Problem to solve: Copy the data exactly as it appears, and do not include any pictures.

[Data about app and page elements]

- Opening Delimiter -

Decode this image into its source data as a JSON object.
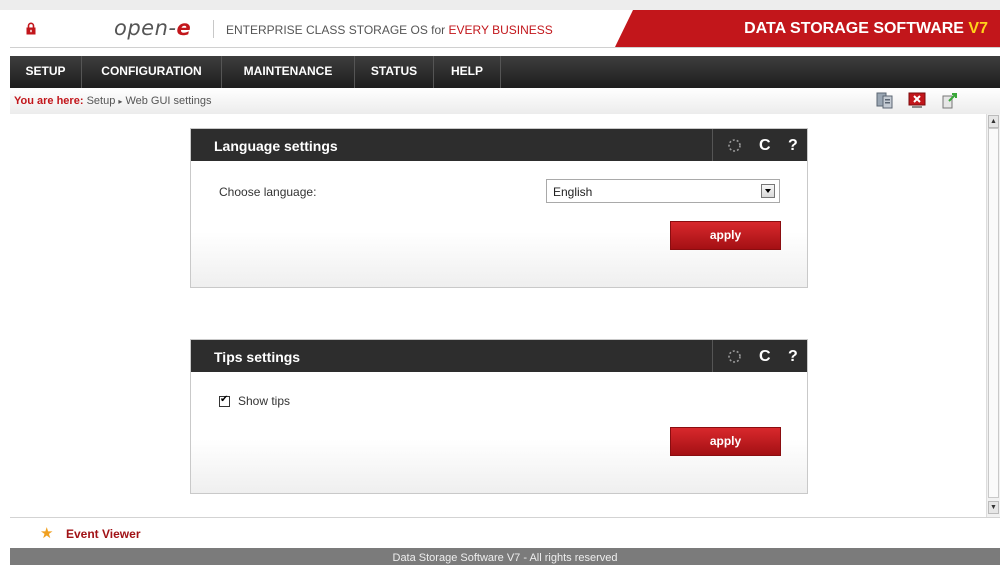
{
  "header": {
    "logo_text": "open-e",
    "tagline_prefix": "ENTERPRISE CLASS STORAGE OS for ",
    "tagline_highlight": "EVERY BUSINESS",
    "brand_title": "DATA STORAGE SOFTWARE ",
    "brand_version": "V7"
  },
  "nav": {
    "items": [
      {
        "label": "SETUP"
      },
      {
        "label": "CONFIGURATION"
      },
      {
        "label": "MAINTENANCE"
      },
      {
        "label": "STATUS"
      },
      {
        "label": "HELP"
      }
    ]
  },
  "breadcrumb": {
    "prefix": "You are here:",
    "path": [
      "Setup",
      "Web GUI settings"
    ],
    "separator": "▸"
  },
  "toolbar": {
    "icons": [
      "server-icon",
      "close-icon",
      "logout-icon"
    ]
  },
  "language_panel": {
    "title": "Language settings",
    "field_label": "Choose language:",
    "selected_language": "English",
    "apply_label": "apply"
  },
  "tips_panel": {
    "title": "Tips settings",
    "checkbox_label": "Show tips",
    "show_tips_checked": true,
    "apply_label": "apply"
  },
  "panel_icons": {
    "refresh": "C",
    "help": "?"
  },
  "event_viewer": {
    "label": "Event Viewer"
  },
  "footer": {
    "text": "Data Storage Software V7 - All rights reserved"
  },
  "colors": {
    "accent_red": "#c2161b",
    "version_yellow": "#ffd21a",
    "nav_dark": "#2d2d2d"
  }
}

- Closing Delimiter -

Result:
Decode this image into its source data as a JSON object.
{
  "header": {
    "logo_text": "open-e",
    "tagline_prefix": "ENTERPRISE CLASS STORAGE OS for ",
    "tagline_highlight": "EVERY BUSINESS",
    "brand_title": "DATA STORAGE SOFTWARE ",
    "brand_version": "V7"
  },
  "nav": {
    "items": [
      {
        "label": "SETUP"
      },
      {
        "label": "CONFIGURATION"
      },
      {
        "label": "MAINTENANCE"
      },
      {
        "label": "STATUS"
      },
      {
        "label": "HELP"
      }
    ]
  },
  "breadcrumb": {
    "prefix": "You are here:",
    "path": [
      "Setup",
      "Web GUI settings"
    ],
    "separator": "▸"
  },
  "toolbar": {
    "icons": [
      "server-icon",
      "close-icon",
      "logout-icon"
    ]
  },
  "language_panel": {
    "title": "Language settings",
    "field_label": "Choose language:",
    "selected_language": "English",
    "apply_label": "apply"
  },
  "tips_panel": {
    "title": "Tips settings",
    "checkbox_label": "Show tips",
    "show_tips_checked": true,
    "apply_label": "apply"
  },
  "panel_icons": {
    "refresh": "C",
    "help": "?"
  },
  "event_viewer": {
    "label": "Event Viewer"
  },
  "footer": {
    "text": "Data Storage Software V7 - All rights reserved"
  },
  "colors": {
    "accent_red": "#c2161b",
    "version_yellow": "#ffd21a",
    "nav_dark": "#2d2d2d"
  }
}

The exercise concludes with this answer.